So he told them this parable: "Which one of you, having a hundred sheep and losing one of them, does not leave the ninety-nine in the wilderness and go after the one that is lost until he finds it? When he has found it, he lays it on his shoulders and rejoices. And when he comes home, he calls together his friends and neighbours, saying to them, 'Rejoice with me, for I have found my sheep that was lost.'"Luke 15.1-6; see also Matthew 18.12-14
The loving God pursues us, just as the shepherd leaves the ninety-nine to find
the one. From a rational perspective, the shepherd would do better to guard his ninety-nine and forsake the one that he's lost because that would be more profitable. But God's love doesn't seek profit – every individual sheep is worth pursuing.

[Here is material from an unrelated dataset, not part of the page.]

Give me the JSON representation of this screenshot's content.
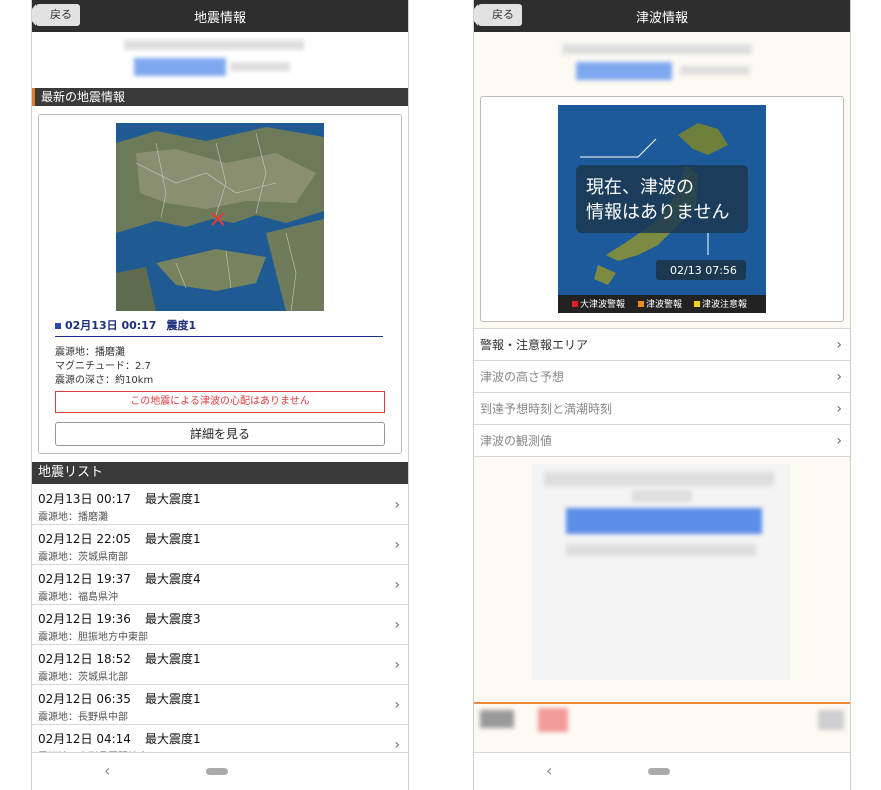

Sometimes we can be exclusive about the people for whom we want to show love
and care. In verse 2 we read: 'the Pharisees and the scribes were grumbling and saying, "This fellow welcomes sinners, and eats with them."' But the Jesus that we claim to follow ate with all sorts of people. The sinners and the tax collectors were people that he came to find. Jesus went to Matthew's house – Matthew the tax collector – to have dinner with him. Jesus went out of his way to spend time to eat with a group of people whom many in society rejected.
In the same way, Jesus left heaven and came down, not only to dine with us, but also to die for us. He has done everything to find us.
Loving God, thank you for coming to find us with your love. Please come to find
Instead of just expecting people to come to church, could we imitate Jesus and leave our comfort zones to be with them?
Adapted for website and FaceBook purposes from material written by Thelma Commey (Methodist Youth President 2019/2020)